Actually, with Access, there is not really a true back-end as there is with a bona-fide client-server engine like SQL Server or Oracle or Postgres. Access uses a shared-file architecture where the client program itself "owns" chunks of the file on disk, as distinct from a message-passing architecture where the client program sends requests for data to a back-end engine process running on a server where that process "owns" the data. With shared-file, all work occurs on the client, so it is possible for freight-train-loads of data to be brought across the wire if the database file resides on a different machine.

When you ask Access for data, it often reads a lot more data from the MDB file on disk and caches at the local client a lot more data than what your statement has asked for. Access tries to do this intelligently, anticipating your needs. "Now that I'm here", Access says, "I might as well make the expensive trip to disk worthwhile and grab a sh*tload of data". Don't get me wrong. I'm not an Access basher and have been using it for more than 10 years, from back in the days when LAN bandwidth was 10mbit/sec. Access is very good for some things. But Access can gobble up bandwidth like you wouldn't believe.

Read up on "keysets" in Access.

P.S. I am not the same Tim as the Tim who left you a comment.

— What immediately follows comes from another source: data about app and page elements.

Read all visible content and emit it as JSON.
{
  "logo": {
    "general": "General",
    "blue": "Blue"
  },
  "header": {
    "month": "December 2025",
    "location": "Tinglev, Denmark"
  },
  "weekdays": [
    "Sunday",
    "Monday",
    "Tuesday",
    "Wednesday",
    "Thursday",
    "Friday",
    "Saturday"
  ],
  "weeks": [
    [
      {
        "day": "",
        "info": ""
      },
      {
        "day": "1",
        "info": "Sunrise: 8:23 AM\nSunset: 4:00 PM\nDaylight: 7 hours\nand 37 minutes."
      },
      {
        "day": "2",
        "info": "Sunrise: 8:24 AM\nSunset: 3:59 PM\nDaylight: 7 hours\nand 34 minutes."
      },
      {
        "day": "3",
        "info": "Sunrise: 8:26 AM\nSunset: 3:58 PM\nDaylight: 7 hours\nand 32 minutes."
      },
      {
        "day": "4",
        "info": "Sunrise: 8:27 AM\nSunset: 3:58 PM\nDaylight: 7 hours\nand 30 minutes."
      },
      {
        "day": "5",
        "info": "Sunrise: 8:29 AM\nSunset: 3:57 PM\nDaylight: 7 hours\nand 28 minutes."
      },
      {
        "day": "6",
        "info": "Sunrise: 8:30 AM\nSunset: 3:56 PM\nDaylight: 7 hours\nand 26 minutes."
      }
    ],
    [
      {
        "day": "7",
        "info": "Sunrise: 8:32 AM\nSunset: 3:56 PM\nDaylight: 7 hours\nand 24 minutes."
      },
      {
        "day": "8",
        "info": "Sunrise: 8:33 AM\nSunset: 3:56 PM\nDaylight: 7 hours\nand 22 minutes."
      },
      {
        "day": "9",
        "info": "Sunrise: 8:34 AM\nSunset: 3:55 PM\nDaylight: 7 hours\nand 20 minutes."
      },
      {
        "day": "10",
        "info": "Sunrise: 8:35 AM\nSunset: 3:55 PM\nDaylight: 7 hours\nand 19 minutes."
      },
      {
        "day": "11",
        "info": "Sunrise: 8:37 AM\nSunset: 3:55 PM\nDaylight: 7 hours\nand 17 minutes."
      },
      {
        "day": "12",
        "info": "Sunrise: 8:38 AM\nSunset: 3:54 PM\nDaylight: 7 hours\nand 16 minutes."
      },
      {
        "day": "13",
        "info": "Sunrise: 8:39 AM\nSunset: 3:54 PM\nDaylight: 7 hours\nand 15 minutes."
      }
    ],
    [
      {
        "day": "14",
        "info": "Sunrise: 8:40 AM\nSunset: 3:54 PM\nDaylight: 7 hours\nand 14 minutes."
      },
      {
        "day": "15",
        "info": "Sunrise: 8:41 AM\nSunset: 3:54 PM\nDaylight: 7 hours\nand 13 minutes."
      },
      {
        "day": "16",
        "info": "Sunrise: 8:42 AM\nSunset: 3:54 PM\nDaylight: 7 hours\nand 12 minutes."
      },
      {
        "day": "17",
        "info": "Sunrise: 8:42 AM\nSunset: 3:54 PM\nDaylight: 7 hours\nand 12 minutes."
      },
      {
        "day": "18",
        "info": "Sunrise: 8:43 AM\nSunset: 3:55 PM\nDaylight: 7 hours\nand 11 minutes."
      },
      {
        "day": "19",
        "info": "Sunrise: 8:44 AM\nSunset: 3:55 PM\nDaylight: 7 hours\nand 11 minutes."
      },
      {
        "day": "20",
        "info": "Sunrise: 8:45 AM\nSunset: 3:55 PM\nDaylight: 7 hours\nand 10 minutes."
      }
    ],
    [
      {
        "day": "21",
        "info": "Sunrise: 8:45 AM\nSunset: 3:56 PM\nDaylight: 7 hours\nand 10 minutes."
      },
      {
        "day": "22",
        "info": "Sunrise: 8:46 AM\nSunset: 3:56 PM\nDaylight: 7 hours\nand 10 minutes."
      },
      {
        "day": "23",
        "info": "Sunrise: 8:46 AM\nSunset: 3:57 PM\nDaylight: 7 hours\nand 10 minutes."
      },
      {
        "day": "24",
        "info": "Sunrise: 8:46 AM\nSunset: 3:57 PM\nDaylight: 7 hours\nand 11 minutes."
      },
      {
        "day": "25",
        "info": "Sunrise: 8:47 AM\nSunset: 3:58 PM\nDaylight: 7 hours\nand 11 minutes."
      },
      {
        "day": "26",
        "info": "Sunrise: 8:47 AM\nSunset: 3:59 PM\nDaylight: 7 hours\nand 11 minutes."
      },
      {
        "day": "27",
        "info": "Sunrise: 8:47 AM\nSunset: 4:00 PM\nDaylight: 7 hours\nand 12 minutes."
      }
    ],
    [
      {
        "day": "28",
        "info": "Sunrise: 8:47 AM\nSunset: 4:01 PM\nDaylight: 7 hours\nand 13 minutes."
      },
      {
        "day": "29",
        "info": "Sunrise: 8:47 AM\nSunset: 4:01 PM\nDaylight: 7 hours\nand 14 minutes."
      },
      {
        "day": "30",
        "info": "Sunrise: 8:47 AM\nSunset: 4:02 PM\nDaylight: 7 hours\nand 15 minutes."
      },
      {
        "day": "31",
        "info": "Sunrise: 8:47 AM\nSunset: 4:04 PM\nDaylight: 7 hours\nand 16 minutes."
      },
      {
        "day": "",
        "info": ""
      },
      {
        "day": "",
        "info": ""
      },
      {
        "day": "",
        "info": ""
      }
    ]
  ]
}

Some useful links:
share|improve this answer
I got 2 different answer here ... But if it's like what you said, even if the 'SELECT ... WHERE' clause causes lots of data transmission.. So it will be slower and slower with the table gets bigger? Sounds not good to me.. – darkjh Jun 21 '11 at 14:56
@Tim...other Tim I mean...Rats! You were first, so I guess I should change mine. :) – TheOtherTimDuncan Jun 21 '11 at 15:51
I think you're vastly overstating the amount of data Jet/ACE retrieves. However, the problem is that when you go from a LAN environment (where the data amounts are not that big a deal) to a WAN, you've crossed the threshold where even the small amounts of data Access requests are going to be slow. Indeed, with a WAN, it will be slower with a server database on the other end, too -- this is the nature of most WANs in comparison to LANs in regard to available bandwidth. – David-W-Fenton Jun 23 '11 at 22:53

Your Answer


By posting your answer, you agree to the privacy policy and terms of service.

Not the answer you're looking for? Browse other questions tagged or ask your own question.